Source records:
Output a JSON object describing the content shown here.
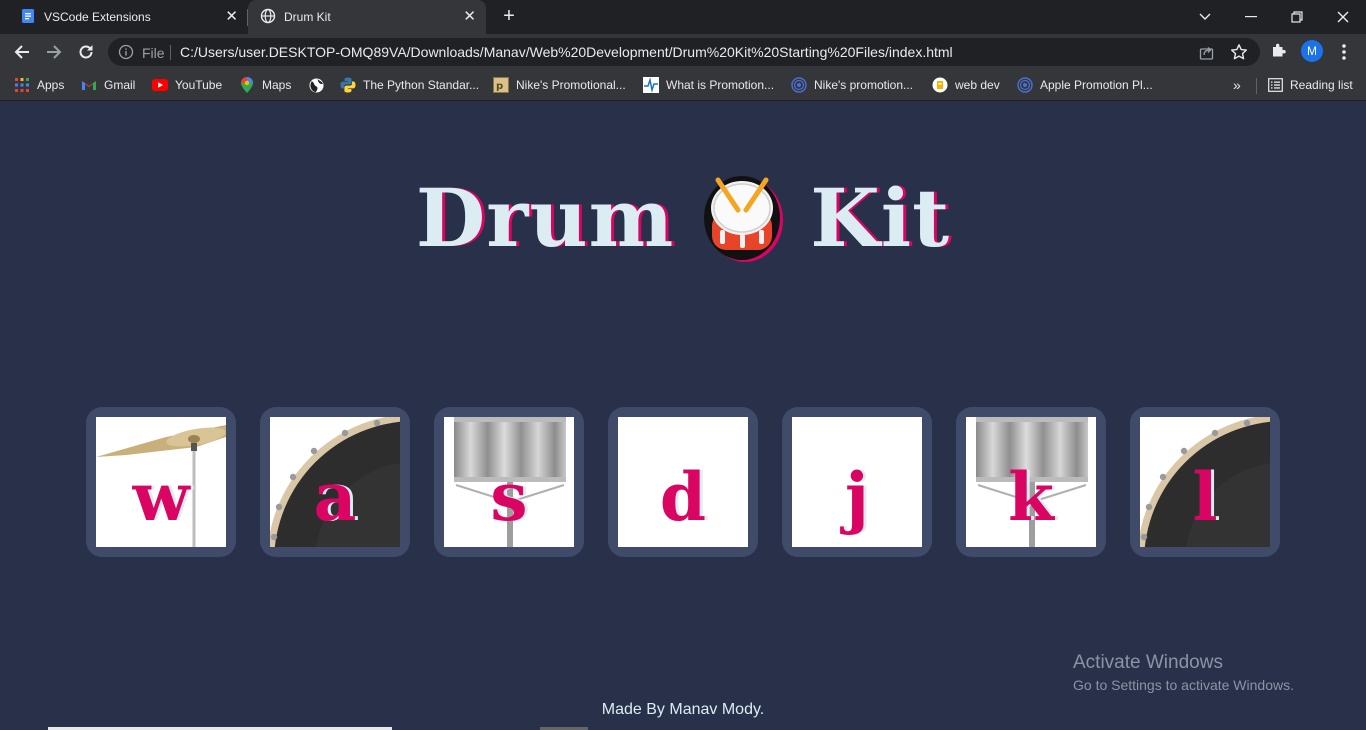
{
  "tabs": [
    {
      "title": "VSCode Extensions",
      "icon": "docs-icon"
    },
    {
      "title": "Drum Kit",
      "icon": "globe-icon"
    }
  ],
  "address": {
    "scheme_label": "File",
    "url": "C:/Users/user.DESKTOP-OMQ89VA/Downloads/Manav/Web%20Development/Drum%20Kit%20Starting%20Files/index.html"
  },
  "profile": {
    "initial": "M"
  },
  "bookmarks": [
    {
      "label": "Apps"
    },
    {
      "label": "Gmail"
    },
    {
      "label": "YouTube"
    },
    {
      "label": "Maps"
    },
    {
      "label": ""
    },
    {
      "label": "The Python Standar..."
    },
    {
      "label": "Nike's Promotional..."
    },
    {
      "label": "What is Promotion..."
    },
    {
      "label": "Nike's promotion..."
    },
    {
      "label": "web dev"
    },
    {
      "label": "Apple Promotion Pl..."
    }
  ],
  "reading_list": "Reading list",
  "page": {
    "title_left": "Drum",
    "title_right": "Kit",
    "drums": [
      {
        "key": "w",
        "art": "crash-cymbal"
      },
      {
        "key": "a",
        "art": "kick-drum"
      },
      {
        "key": "s",
        "art": "snare-drum"
      },
      {
        "key": "d",
        "art": "blank"
      },
      {
        "key": "j",
        "art": "blank"
      },
      {
        "key": "k",
        "art": "snare-drum"
      },
      {
        "key": "l",
        "art": "kick-drum"
      }
    ],
    "footer": "Made By Manav Mody."
  },
  "watermark": {
    "title": "Activate Windows",
    "subtitle": "Go to Settings to activate Windows."
  },
  "colors": {
    "background": "#283149",
    "tile": "#404b69",
    "accent": "#da0463",
    "text": "#dbedf3"
  }
}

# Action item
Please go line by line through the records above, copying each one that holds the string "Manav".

# Answer area
    "url": "C:/Users/user.DESKTOP-OMQ89VA/Downloads/Manav/Web%20Development/Drum%20Kit%20Starting%20Files/index.html"
    "footer": "Made By Manav Mody."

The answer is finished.